Output every record verbatim, and omit each picture.
::: Input material
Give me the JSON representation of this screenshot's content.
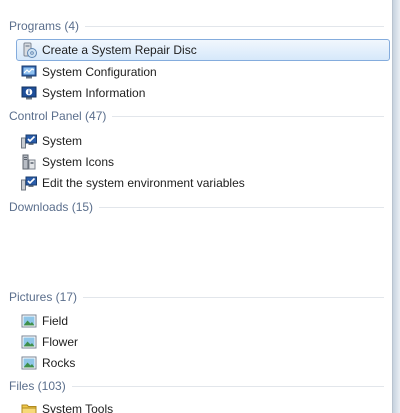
{
  "groups": {
    "programs": {
      "header": "Programs (4)",
      "items": [
        {
          "label": "Create a System Repair Disc",
          "icon": "repair-disc-icon",
          "selected": true
        },
        {
          "label": "System Configuration",
          "icon": "system-config-icon"
        },
        {
          "label": "System Information",
          "icon": "system-info-icon"
        }
      ]
    },
    "control_panel": {
      "header": "Control Panel (47)",
      "items": [
        {
          "label": "System",
          "icon": "computer-check-icon"
        },
        {
          "label": "System Icons",
          "icon": "system-icons-icon"
        },
        {
          "label": "Edit the system environment variables",
          "icon": "computer-check-icon"
        }
      ]
    },
    "downloads": {
      "header": "Downloads (15)",
      "items": []
    },
    "pictures": {
      "header": "Pictures (17)",
      "items": [
        {
          "label": "Field",
          "icon": "picture-icon"
        },
        {
          "label": "Flower",
          "icon": "picture-icon"
        },
        {
          "label": "Rocks",
          "icon": "picture-icon"
        }
      ]
    },
    "files": {
      "header": "Files (103)",
      "items": [
        {
          "label": "System Tools",
          "icon": "folder-icon"
        }
      ]
    }
  },
  "colors": {
    "header_text": "#5a6e8c",
    "selection_border": "#84acdd",
    "panel_background": "#ffffff"
  }
}
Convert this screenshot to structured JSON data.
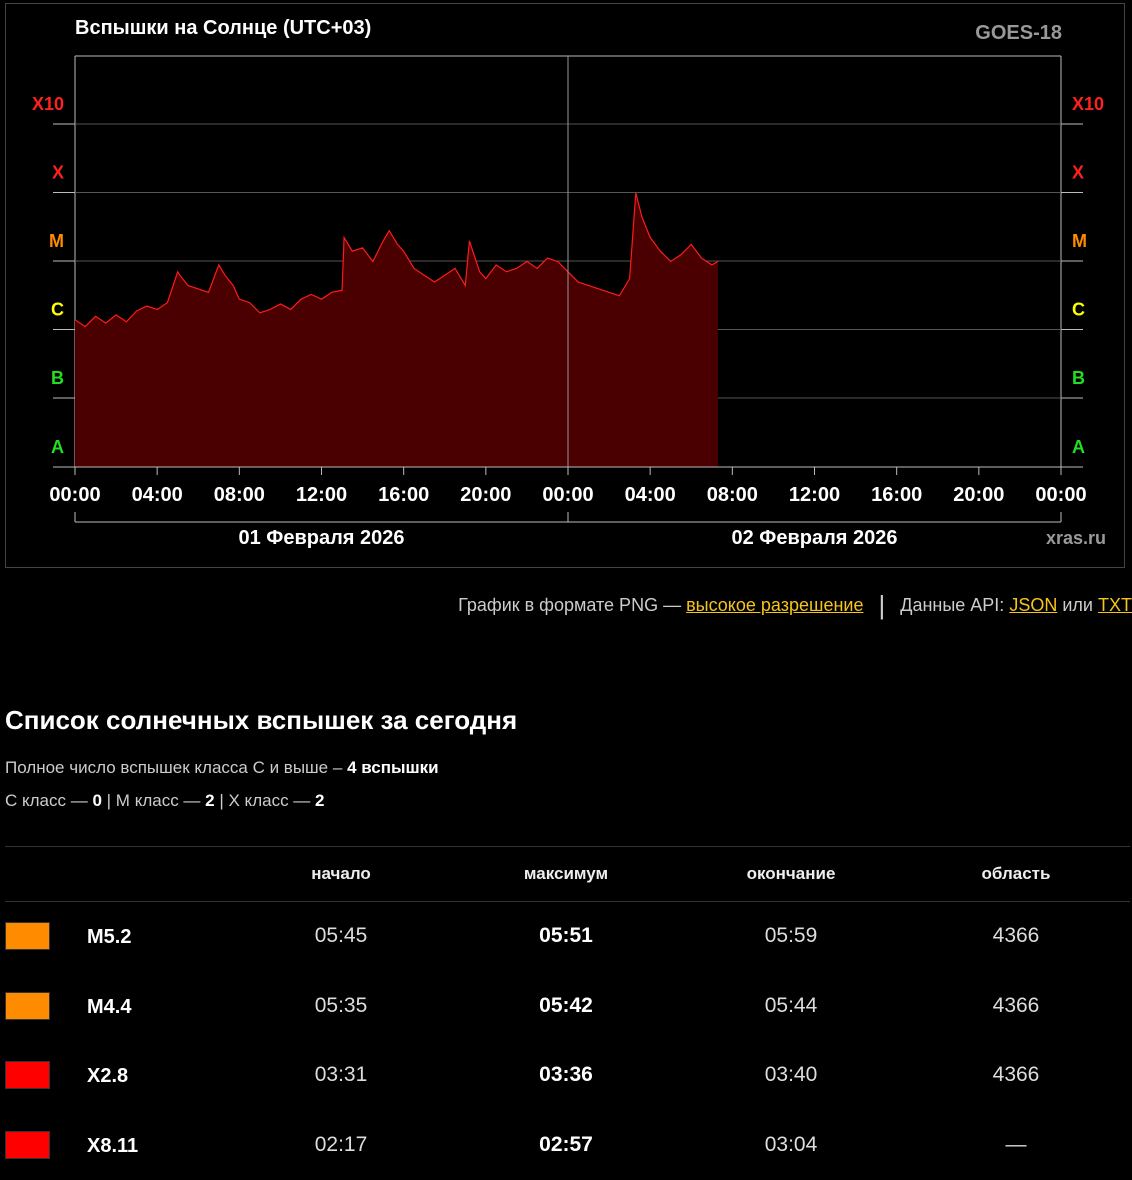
{
  "chart": {
    "title": "Вспышки на Солнце (UTC+03)",
    "satellite": "GOES-18",
    "credit": "xras.ru",
    "class_labels": [
      {
        "label": "X10",
        "color": "#ff2020"
      },
      {
        "label": "X",
        "color": "#ff2020"
      },
      {
        "label": "M",
        "color": "#ff8c00"
      },
      {
        "label": "C",
        "color": "#ffff00"
      },
      {
        "label": "B",
        "color": "#22dd22"
      },
      {
        "label": "A",
        "color": "#22dd22"
      }
    ],
    "time_labels": [
      "00:00",
      "04:00",
      "08:00",
      "12:00",
      "16:00",
      "20:00",
      "00:00",
      "04:00",
      "08:00",
      "12:00",
      "16:00",
      "20:00",
      "00:00"
    ],
    "date_labels": [
      "01 Февраля 2026",
      "02 Февраля 2026"
    ]
  },
  "chart_data": {
    "type": "area",
    "y_scale": "log",
    "ylabel_classes": [
      "A",
      "B",
      "C",
      "M",
      "X",
      "X10"
    ],
    "x_range_hours": [
      0,
      48
    ],
    "series": [
      {
        "fill": "#4a0000",
        "stroke": "#ff1a1a",
        "x_hours": [
          0,
          0.5,
          1,
          1.5,
          2,
          2.5,
          3,
          3.5,
          4,
          4.5,
          5,
          5.1,
          5.5,
          6,
          6.5,
          7,
          7.3,
          7.7,
          8,
          8.5,
          9,
          9.5,
          10,
          10.5,
          11,
          11.5,
          12,
          12.5,
          13,
          13.1,
          13.5,
          14,
          14.5,
          15,
          15.3,
          15.7,
          16,
          16.5,
          17,
          17.5,
          18,
          18.5,
          19,
          19.2,
          19.7,
          20,
          20.5,
          21,
          21.5,
          22,
          22.5,
          23,
          23.5,
          24,
          24.5,
          25,
          25.5,
          26,
          26.5,
          27,
          27.3,
          27.6,
          28,
          28.5,
          29,
          29.5,
          30,
          30.5,
          31,
          31.3
        ],
        "flux_log": [
          -5.85,
          -5.95,
          -5.8,
          -5.9,
          -5.78,
          -5.88,
          -5.72,
          -5.65,
          -5.7,
          -5.6,
          -5.15,
          -5.2,
          -5.35,
          -5.4,
          -5.45,
          -5.05,
          -5.2,
          -5.35,
          -5.55,
          -5.6,
          -5.75,
          -5.7,
          -5.62,
          -5.7,
          -5.55,
          -5.48,
          -5.55,
          -5.45,
          -5.42,
          -4.65,
          -4.85,
          -4.8,
          -5.0,
          -4.7,
          -4.55,
          -4.75,
          -4.85,
          -5.1,
          -5.2,
          -5.3,
          -5.2,
          -5.1,
          -5.35,
          -4.7,
          -5.15,
          -5.25,
          -5.05,
          -5.15,
          -5.1,
          -5.0,
          -5.1,
          -4.95,
          -5.0,
          -5.15,
          -5.3,
          -5.35,
          -5.4,
          -5.45,
          -5.5,
          -5.25,
          -4.0,
          -4.35,
          -4.65,
          -4.85,
          -5.0,
          -4.9,
          -4.75,
          -4.95,
          -5.05,
          -5.0
        ]
      }
    ],
    "grid": true
  },
  "links": {
    "png_prefix": "График в формате PNG —",
    "png_link": "высокое разрешение",
    "api_prefix": "Данные API:",
    "api_json": "JSON",
    "api_or": "или",
    "api_txt": "TXT"
  },
  "flares": {
    "heading": "Список солнечных вспышек за сегодня",
    "total_text": "Полное число вспышек класса C и выше –",
    "total_value": "4 вспышки",
    "c_label": "C класс —",
    "c_value": "0",
    "m_label": "| M класс —",
    "m_value": "2",
    "x_label": "| X класс —",
    "x_value": "2",
    "columns": [
      "начало",
      "максимум",
      "окончание",
      "область"
    ],
    "rows": [
      {
        "class": "M5.2",
        "color": "#ff8c00",
        "start": "05:45",
        "max": "05:51",
        "end": "05:59",
        "region": "4366"
      },
      {
        "class": "M4.4",
        "color": "#ff8c00",
        "start": "05:35",
        "max": "05:42",
        "end": "05:44",
        "region": "4366"
      },
      {
        "class": "X2.8",
        "color": "#ff0000",
        "start": "03:31",
        "max": "03:36",
        "end": "03:40",
        "region": "4366"
      },
      {
        "class": "X8.11",
        "color": "#ff0000",
        "start": "02:17",
        "max": "02:57",
        "end": "03:04",
        "region": "—"
      }
    ]
  }
}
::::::
= Answer for the task =
Give me the JSON representation of this screenshot's content.
{
  "groups": {
    "programs": {
      "header": "Programs (4)",
      "items": [
        {
          "label": "Create a System Repair Disc",
          "icon": "repair-disc-icon",
          "selected": true
        },
        {
          "label": "System Configuration",
          "icon": "system-config-icon"
        },
        {
          "label": "System Information",
          "icon": "system-info-icon"
        }
      ]
    },
    "control_panel": {
      "header": "Control Panel (47)",
      "items": [
        {
          "label": "System",
          "icon": "computer-check-icon"
        },
        {
          "label": "System Icons",
          "icon": "system-icons-icon"
        },
        {
          "label": "Edit the system environment variables",
          "icon": "computer-check-icon"
        }
      ]
    },
    "downloads": {
      "header": "Downloads (15)",
      "items": []
    },
    "pictures": {
      "header": "Pictures (17)",
      "items": [
        {
          "label": "Field",
          "icon": "picture-icon"
        },
        {
          "label": "Flower",
          "icon": "picture-icon"
        },
        {
          "label": "Rocks",
          "icon": "picture-icon"
        }
      ]
    },
    "files": {
      "header": "Files (103)",
      "items": [
        {
          "label": "System Tools",
          "icon": "folder-icon"
        }
      ]
    }
  },
  "colors": {
    "header_text": "#5a6e8c",
    "selection_border": "#84acdd",
    "panel_background": "#ffffff"
  }
}
Convert this screenshot to structured JSON data.
{
  "chart": {
    "title": "Вспышки на Солнце (UTC+03)",
    "satellite": "GOES-18",
    "credit": "xras.ru",
    "class_labels": [
      {
        "label": "X10",
        "color": "#ff2020"
      },
      {
        "label": "X",
        "color": "#ff2020"
      },
      {
        "label": "M",
        "color": "#ff8c00"
      },
      {
        "label": "C",
        "color": "#ffff00"
      },
      {
        "label": "B",
        "color": "#22dd22"
      },
      {
        "label": "A",
        "color": "#22dd22"
      }
    ],
    "time_labels": [
      "00:00",
      "04:00",
      "08:00",
      "12:00",
      "16:00",
      "20:00",
      "00:00",
      "04:00",
      "08:00",
      "12:00",
      "16:00",
      "20:00",
      "00:00"
    ],
    "date_labels": [
      "01 Февраля 2026",
      "02 Февраля 2026"
    ]
  },
  "chart_data": {
    "type": "area",
    "y_scale": "log",
    "ylabel_classes": [
      "A",
      "B",
      "C",
      "M",
      "X",
      "X10"
    ],
    "x_range_hours": [
      0,
      48
    ],
    "series": [
      {
        "fill": "#4a0000",
        "stroke": "#ff1a1a",
        "x_hours": [
          0,
          0.5,
          1,
          1.5,
          2,
          2.5,
          3,
          3.5,
          4,
          4.5,
          5,
          5.1,
          5.5,
          6,
          6.5,
          7,
          7.3,
          7.7,
          8,
          8.5,
          9,
          9.5,
          10,
          10.5,
          11,
          11.5,
          12,
          12.5,
          13,
          13.1,
          13.5,
          14,
          14.5,
          15,
          15.3,
          15.7,
          16,
          16.5,
          17,
          17.5,
          18,
          18.5,
          19,
          19.2,
          19.7,
          20,
          20.5,
          21,
          21.5,
          22,
          22.5,
          23,
          23.5,
          24,
          24.5,
          25,
          25.5,
          26,
          26.5,
          27,
          27.3,
          27.6,
          28,
          28.5,
          29,
          29.5,
          30,
          30.5,
          31,
          31.3
        ],
        "flux_log": [
          -5.85,
          -5.95,
          -5.8,
          -5.9,
          -5.78,
          -5.88,
          -5.72,
          -5.65,
          -5.7,
          -5.6,
          -5.15,
          -5.2,
          -5.35,
          -5.4,
          -5.45,
          -5.05,
          -5.2,
          -5.35,
          -5.55,
          -5.6,
          -5.75,
          -5.7,
          -5.62,
          -5.7,
          -5.55,
          -5.48,
          -5.55,
          -5.45,
          -5.42,
          -4.65,
          -4.85,
          -4.8,
          -5.0,
          -4.7,
          -4.55,
          -4.75,
          -4.85,
          -5.1,
          -5.2,
          -5.3,
          -5.2,
          -5.1,
          -5.35,
          -4.7,
          -5.15,
          -5.25,
          -5.05,
          -5.15,
          -5.1,
          -5.0,
          -5.1,
          -4.95,
          -5.0,
          -5.15,
          -5.3,
          -5.35,
          -5.4,
          -5.45,
          -5.5,
          -5.25,
          -4.0,
          -4.35,
          -4.65,
          -4.85,
          -5.0,
          -4.9,
          -4.75,
          -4.95,
          -5.05,
          -5.0
        ]
      }
    ],
    "grid": true
  },
  "links": {
    "png_prefix": "График в формате PNG —",
    "png_link": "высокое разрешение",
    "api_prefix": "Данные API:",
    "api_json": "JSON",
    "api_or": "или",
    "api_txt": "TXT"
  },
  "flares": {
    "heading": "Список солнечных вспышек за сегодня",
    "total_text": "Полное число вспышек класса C и выше –",
    "total_value": "4 вспышки",
    "c_label": "C класс —",
    "c_value": "0",
    "m_label": "| M класс —",
    "m_value": "2",
    "x_label": "| X класс —",
    "x_value": "2",
    "columns": [
      "начало",
      "максимум",
      "окончание",
      "область"
    ],
    "rows": [
      {
        "class": "M5.2",
        "color": "#ff8c00",
        "start": "05:45",
        "max": "05:51",
        "end": "05:59",
        "region": "4366"
      },
      {
        "class": "M4.4",
        "color": "#ff8c00",
        "start": "05:35",
        "max": "05:42",
        "end": "05:44",
        "region": "4366"
      },
      {
        "class": "X2.8",
        "color": "#ff0000",
        "start": "03:31",
        "max": "03:36",
        "end": "03:40",
        "region": "4366"
      },
      {
        "class": "X8.11",
        "color": "#ff0000",
        "start": "02:17",
        "max": "02:57",
        "end": "03:04",
        "region": "—"
      }
    ]
  }
}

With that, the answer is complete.